- Instructions to follow -
Copy out each line containing "cookbook" from the entries below.

[Collected data]
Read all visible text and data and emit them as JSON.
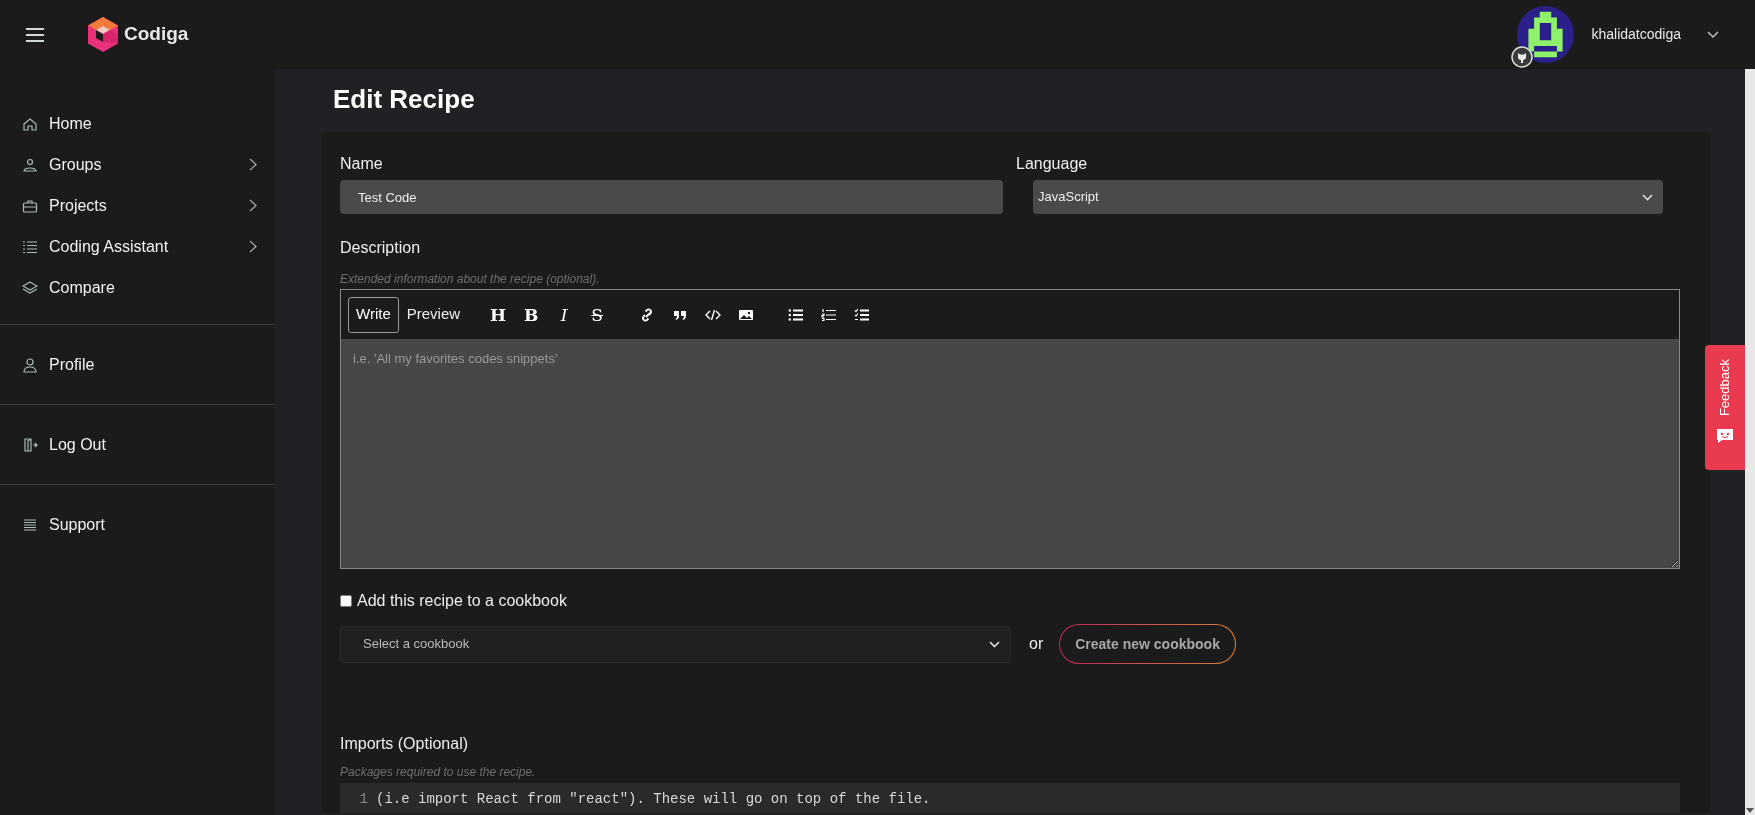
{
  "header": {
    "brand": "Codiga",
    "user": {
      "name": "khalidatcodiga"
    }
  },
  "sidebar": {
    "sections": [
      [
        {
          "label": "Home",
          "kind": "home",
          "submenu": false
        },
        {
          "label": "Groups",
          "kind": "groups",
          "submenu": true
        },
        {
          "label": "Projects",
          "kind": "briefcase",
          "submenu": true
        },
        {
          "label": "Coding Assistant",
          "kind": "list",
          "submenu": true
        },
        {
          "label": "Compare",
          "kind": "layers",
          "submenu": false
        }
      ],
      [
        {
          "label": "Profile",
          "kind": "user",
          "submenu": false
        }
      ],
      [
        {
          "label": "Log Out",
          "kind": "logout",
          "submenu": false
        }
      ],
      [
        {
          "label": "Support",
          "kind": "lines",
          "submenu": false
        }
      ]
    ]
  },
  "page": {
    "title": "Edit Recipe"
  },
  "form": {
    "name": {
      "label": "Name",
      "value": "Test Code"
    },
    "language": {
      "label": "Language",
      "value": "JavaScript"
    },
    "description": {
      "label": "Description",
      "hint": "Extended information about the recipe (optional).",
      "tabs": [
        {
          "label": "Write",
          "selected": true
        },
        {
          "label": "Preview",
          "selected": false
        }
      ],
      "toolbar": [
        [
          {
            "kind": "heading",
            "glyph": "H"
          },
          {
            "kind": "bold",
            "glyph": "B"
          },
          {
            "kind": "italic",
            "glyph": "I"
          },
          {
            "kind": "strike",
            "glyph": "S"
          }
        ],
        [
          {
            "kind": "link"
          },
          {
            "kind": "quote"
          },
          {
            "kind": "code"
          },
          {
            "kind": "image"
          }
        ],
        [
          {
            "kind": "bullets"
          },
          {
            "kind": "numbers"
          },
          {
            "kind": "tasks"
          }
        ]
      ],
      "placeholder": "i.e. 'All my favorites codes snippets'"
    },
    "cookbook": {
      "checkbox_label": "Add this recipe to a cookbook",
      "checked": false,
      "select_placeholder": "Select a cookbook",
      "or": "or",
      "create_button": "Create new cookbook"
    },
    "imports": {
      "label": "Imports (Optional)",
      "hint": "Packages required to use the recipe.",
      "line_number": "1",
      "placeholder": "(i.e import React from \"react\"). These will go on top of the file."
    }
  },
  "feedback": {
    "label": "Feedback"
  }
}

- Response area -
    "cookbook": {
      "checkbox_label": "Add this recipe to a cookbook",
      "select_placeholder": "Select a cookbook",
      "create_button": "Create new cookbook"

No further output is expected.